Is “studying a foreign language” a mere culprit of Cambodian youth’s socially and culturally inapt behaviors?
I am writing in response to an article, “Modern youth almost forget their own language” written by Tong Soprach and published on July 18, 2012. I am very much impressed by Mr. Soprach’s concerns about the impacts of foreign languages (i.e., English) on the use of Khmer (Cambodia’s national language) among Cambodian youth.
Through my personal and professional experiences, I strongly echo the fact that certain aspects of behaviors and language use among Cambodian youth are matters of grave concern. Mr. Soprach’s observation of the culturally incongruous use of the term of address by some Cambodian youth is greatly laudable.
While the generic phrase, “Sour Sday Neak Teang Ars Knear,” literally translated as “Hello everybody!” may be socially and culturally appropriate in most Western contexts, it may not be so in most Cambodian contexts. “With the presence of older people” in formal situations such as “a national or international meeting”, this “informal salute” can manifest a lack of cultural sensitivity and awareness on the part of the speaker (i.e. youth) and can thus be considered “disrespectful.”

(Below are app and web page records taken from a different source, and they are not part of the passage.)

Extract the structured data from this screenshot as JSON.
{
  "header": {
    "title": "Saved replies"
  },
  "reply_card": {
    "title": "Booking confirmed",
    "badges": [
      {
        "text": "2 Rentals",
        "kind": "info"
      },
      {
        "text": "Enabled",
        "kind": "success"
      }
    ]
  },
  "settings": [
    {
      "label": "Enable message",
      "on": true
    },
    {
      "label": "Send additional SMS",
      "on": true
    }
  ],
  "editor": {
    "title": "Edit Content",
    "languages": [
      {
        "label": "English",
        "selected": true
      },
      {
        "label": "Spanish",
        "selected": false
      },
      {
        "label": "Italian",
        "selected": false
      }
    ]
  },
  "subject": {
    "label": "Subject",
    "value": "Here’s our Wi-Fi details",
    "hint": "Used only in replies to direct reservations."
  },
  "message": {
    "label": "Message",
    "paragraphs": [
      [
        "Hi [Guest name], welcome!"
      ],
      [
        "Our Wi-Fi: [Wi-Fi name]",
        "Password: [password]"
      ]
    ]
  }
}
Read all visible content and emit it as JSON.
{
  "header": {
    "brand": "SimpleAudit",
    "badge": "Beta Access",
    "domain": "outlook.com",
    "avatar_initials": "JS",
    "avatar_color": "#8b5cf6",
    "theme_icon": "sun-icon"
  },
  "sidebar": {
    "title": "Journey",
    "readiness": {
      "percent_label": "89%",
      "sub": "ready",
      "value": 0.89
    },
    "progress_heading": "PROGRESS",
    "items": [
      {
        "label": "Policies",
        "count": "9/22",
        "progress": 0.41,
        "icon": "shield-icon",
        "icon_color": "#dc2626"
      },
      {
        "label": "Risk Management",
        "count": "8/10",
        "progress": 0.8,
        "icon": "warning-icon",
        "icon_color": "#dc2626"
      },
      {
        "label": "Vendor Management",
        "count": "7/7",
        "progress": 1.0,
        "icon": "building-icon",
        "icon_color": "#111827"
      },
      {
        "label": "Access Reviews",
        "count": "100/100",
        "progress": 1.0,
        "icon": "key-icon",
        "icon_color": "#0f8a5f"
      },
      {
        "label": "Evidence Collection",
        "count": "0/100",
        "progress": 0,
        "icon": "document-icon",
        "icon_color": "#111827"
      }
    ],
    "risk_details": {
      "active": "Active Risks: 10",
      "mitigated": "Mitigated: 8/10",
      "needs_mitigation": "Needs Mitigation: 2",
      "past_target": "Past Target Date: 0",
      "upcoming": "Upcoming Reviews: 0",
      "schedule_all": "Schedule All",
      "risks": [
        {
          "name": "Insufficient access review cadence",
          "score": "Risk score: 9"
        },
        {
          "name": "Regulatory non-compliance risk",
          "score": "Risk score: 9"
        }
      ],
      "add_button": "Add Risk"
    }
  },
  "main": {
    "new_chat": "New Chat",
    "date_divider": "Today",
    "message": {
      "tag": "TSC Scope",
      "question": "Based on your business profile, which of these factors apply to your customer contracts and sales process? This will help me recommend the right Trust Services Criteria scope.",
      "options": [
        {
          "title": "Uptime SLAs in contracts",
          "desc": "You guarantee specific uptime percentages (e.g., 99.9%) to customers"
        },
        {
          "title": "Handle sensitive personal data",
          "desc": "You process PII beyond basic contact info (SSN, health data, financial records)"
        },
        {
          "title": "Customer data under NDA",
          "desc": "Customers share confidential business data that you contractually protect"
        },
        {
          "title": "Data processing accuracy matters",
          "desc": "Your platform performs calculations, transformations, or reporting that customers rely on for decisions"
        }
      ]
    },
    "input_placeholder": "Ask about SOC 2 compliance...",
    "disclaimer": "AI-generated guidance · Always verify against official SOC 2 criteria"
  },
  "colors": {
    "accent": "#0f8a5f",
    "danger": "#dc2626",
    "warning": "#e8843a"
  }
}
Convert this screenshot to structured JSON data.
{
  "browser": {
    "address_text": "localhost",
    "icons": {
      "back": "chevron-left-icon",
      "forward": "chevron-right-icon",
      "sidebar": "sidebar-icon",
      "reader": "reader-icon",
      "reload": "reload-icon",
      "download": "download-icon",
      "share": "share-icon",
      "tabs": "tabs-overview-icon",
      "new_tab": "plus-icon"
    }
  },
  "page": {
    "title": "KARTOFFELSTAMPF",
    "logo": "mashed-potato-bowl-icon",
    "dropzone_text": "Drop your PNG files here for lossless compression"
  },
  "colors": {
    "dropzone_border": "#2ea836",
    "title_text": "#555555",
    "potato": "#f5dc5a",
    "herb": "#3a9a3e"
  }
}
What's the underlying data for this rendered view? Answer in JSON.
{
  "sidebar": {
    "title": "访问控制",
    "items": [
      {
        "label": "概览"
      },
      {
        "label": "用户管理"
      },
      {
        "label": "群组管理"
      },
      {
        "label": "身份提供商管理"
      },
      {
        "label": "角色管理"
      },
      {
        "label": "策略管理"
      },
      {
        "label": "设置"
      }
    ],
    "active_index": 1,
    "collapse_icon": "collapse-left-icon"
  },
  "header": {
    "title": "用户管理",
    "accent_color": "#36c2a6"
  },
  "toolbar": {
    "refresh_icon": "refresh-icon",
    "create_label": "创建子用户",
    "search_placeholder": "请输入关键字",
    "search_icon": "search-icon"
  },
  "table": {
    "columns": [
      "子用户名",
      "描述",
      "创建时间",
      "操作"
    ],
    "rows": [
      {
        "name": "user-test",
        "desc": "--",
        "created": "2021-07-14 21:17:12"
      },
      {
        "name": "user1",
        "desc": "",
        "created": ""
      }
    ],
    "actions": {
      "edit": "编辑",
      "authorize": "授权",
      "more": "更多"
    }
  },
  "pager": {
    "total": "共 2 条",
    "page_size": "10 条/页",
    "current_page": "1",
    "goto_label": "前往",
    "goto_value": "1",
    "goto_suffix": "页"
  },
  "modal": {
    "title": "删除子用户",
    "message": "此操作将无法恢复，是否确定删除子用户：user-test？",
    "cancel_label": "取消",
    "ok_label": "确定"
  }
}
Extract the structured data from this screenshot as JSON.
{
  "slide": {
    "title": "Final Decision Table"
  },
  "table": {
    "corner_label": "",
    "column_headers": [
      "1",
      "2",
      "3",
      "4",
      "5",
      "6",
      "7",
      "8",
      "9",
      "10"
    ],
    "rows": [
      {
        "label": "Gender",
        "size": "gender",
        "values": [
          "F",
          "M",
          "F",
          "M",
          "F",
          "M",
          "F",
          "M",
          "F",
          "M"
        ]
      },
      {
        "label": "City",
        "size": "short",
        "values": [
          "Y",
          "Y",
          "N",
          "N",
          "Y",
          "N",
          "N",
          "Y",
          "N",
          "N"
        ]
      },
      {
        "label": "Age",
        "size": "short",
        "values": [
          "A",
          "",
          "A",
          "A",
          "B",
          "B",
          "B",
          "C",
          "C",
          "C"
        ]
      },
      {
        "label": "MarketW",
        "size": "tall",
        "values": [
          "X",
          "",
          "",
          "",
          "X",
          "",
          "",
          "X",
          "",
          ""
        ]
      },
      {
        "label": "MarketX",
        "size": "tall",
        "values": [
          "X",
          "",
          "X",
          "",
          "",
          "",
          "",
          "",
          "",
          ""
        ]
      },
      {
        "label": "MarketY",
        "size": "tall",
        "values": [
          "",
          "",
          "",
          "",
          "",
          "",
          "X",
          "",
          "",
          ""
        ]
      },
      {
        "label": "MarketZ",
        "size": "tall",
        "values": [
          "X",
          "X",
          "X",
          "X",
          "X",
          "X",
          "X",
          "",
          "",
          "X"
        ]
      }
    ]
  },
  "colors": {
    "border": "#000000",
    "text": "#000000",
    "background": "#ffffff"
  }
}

That said, attributing these unbefitting behaviors to studying a foreign language alone may not do justice to the latter. Thus, such a question as “why studying a foreign language changes so many young Khmers in the way they speak and behave?” may need qualifying. Is studying a foreign language a mere culprit of such behaviors? Does learning a foreign language do as much or more harm than good?
Is speaking Khmer with “softened voices and slurred pronunciation” necessarily a way of showing off and a sign of fluent use of a foreign language?
For all intents and purposes, I am by no means trying to argue against Mr. Soprach’s concerns about youth’s behaviors, all of which I find justifiably legitimate. However, identifying the causes of such behaviors should perhaps go beyond the wall of foreign language classrooms. For one, youth is the time of intense identity formation or, worse yet, crisis. Is it possible that the ascription to such behaviors bespeaks a sign or struggle of trying to fit in socially or linguistically, and should thereof be interpreted accordingly?
On another note, social media and online networking have in recent years gathered significant momentum in Cambodia, making exposures to western cultures by Cambodian youth unprecedentedly easy. More or less, this phenomenon can have significant social and cultural (and perhaps linguistic) impacts on Cambodians, and thus its constitutive roles in the changing behaviors among Cambodian youth—however (in)appropriate they may be— should not be taken for granted.
Until empirically proven, whether studying a foreign language leads to such socially and culturally inapt behaviors remain arguably debatable and untenable.
Currently doing a doctoral study in Culture, Literacy and Language in the United States